Bye-Child (short film)

Bye-Child (short film)

Much to my surprise this short film did well. It was nominated for Best Short Film by BAFTA and won a Best First Director award from BAFTA Scotland. Producer Andrew Bonner and myself were invited to many Scottish schools to show the film and talk about the experience of making it.

When I was handed my short (16mins) film ‘ Bye-Child’ I thought, ‘There are no more excuses’. I can’t say ‘We can remove that at the digital stage,’ or ‘It’ll be okay when the music goes on,’ or ‘The dub will help a lot.’ This is it. But there’s a small breathing space. It is finished but no yet seen by an audience. How did I get to this point ?

Two or three years ago I was answering some audience questions about the novel CAL and found myself referring to a poem of Seamus Heaney’s called Bye-Child. Afterwards a young man called Andrew Bonner came up and said it was one of his favourite poems. He had done a thesis on Heaney.

A year or so later we met again and he had a proposal to make. The Heaney poem would make an interesting short film. Would I like to write it ? He also said he would produce it although he had no experience in the field.  Up till now he had managed a band. But he was keen, enthusiastic, organized and had a legacy of red hair from his Donegal ancestors. I said I’d think about it.

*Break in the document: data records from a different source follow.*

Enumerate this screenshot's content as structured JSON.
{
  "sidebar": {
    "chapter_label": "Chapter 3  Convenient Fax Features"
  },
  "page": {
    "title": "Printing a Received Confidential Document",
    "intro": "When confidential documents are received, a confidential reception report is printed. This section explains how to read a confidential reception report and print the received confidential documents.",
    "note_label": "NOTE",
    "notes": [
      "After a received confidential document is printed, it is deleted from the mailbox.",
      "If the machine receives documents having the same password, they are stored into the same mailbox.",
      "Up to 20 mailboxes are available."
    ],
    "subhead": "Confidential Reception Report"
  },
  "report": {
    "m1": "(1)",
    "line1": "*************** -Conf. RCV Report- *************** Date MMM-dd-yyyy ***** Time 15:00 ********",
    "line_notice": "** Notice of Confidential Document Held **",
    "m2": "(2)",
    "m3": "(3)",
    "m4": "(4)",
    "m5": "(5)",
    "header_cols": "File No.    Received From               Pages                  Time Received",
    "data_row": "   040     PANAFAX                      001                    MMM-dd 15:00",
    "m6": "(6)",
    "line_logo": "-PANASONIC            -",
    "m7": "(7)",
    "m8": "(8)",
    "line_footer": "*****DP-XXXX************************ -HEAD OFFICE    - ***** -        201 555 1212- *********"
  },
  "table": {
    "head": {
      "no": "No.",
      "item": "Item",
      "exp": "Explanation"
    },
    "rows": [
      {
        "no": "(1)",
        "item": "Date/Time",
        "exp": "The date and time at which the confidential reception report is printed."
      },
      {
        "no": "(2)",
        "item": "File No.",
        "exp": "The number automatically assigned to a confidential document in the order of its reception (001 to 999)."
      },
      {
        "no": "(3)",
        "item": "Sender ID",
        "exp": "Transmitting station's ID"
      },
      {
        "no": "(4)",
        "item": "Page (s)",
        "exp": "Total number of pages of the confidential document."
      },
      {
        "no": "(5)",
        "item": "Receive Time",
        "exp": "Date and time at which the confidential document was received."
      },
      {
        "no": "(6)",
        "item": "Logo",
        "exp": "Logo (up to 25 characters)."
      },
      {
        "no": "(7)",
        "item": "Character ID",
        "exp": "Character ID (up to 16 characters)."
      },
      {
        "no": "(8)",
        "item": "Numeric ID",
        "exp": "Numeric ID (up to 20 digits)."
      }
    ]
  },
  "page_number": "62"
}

Some months went by and I read and thought about the poem. Then I sat down and wrote a 10 page screenplay. Andrew liked it. Some time later I wrote a second draft expanding the story to about 15 minutes. Andrew liked the changes and I said – gulp – I want to direct it.  . No one would ever trust me with  millions to make a feature – but it was feasible I could make this. I had written two full length movies and had been around for some of the shooting but  I knew absolutely nothing about how to go about it. Andrew said all I needed to do was concern myself with the performances – and get a good cameraman and a good 1st AD.

‘What’s a 1st AD ?’ 

So, because of our dual inexperience  we asked Paddy Higson of Antonine Films  to act as an umbrella production company for us. This she agreed to do.

We sent the script to our first choice of actress, Susan Lynch ( I had already worked with her brother John who played the lead in CAL) Susan said she would love to do it. Scottish Screen liked it enough to fund it. Then we applied to the Northern Ireland Film Commission – because the story is set there in the early '70s – and they gave us reason to hope that they would also fund the film. The last dollop of money came when I applied for and got a Creative Scotland Award of £30,000. The Scottish Arts Council paid me and I gave the money straight to the film (taxman  please note).

When Antonine Films closed down Andrew went to David Griffith and Garfield Kennedy of Posh Pictures and asked them to do the same job, to become our executive producers.

In February so I wouldn’t look like a complete beginner Scottish Screen financed me to go on a weekend course ‘Directing for Single Camera’. It was helpful and the thing I found most useful was the technique of working from a story board. I applied this to Bye-Child when the time came. I drew meticulously – so much so that I found myself trying to do the best drawings I could –  shading, ridiculously colouring them in like a child. But when it came to being on set and there was a problem I could always refer back to my comic – point at it – that’s the scene, that’s what I want.

After many false starts – looking for places to film in South Ayrshire – we finally struck it lucky when we found a totally right location in Ireland. Andrew and I just happened on it outside Antrim -  the right dilapidated farmhouse from the script. We approached cautiously - waiting for dogs to attack us. Silence. We looked through the windows and saw that the house was empty. It was as if  the architect had seen my storyboard – right down to the range  and the kitchen window overlooking the garden. The house had been vacated two weeks previously. Nothing had been changed in 40 years – so it was right for our period. We later learned that the farm was to be sold and the new owner was going to knock the house down. So we could do what we liked with it. Shame about the house – but a gift for a film-maker.

A film-maker ? It was to be a 6 day shoot. I was blessed with  a great cast and good June weather. The Director of Photography was Oliver Cheesman, fast, unflappable and full of creative ideas. And Amanda Black as 1st AD was in charge of a great crew. They both knew I was a beginner and were constantly supportive. I was frequently asked how I was feeling and what it was like. In response I told an old  joke about a child who goes to school for the first time. The school bully grabs him, sits on his chest, punches him repeatedly in the face shouting ‘Have you had enough ? Have you had enough ?’ And the child cries out in anguish ‘I don’t know – this is my first fight.’ So I didn’t know what to expect. I had nothing to compare it to.

I was glad that Bert Eels, our editor, was there. It made me think of the finished film. How do we get from here to here in terms of pictures ? His quiet, thoughtful presence in post production was wonderfully helpful as well. One Monday morning – ‘I was digging in the garden at the weekend and I thought of a different place for that grunt.’

 It sounds like a cliche but film is a team thing. I found all the craftspeople made essential contributions to what the final film is. Bert Eel’s edit of Oliver Cheeseman’s pictures, Eddie McGuire’s score, John Cobban’s sound. And I am so  grateful to them. If the story doesn’t work it’s my fault.

You can download the script for 'Bye Child' here.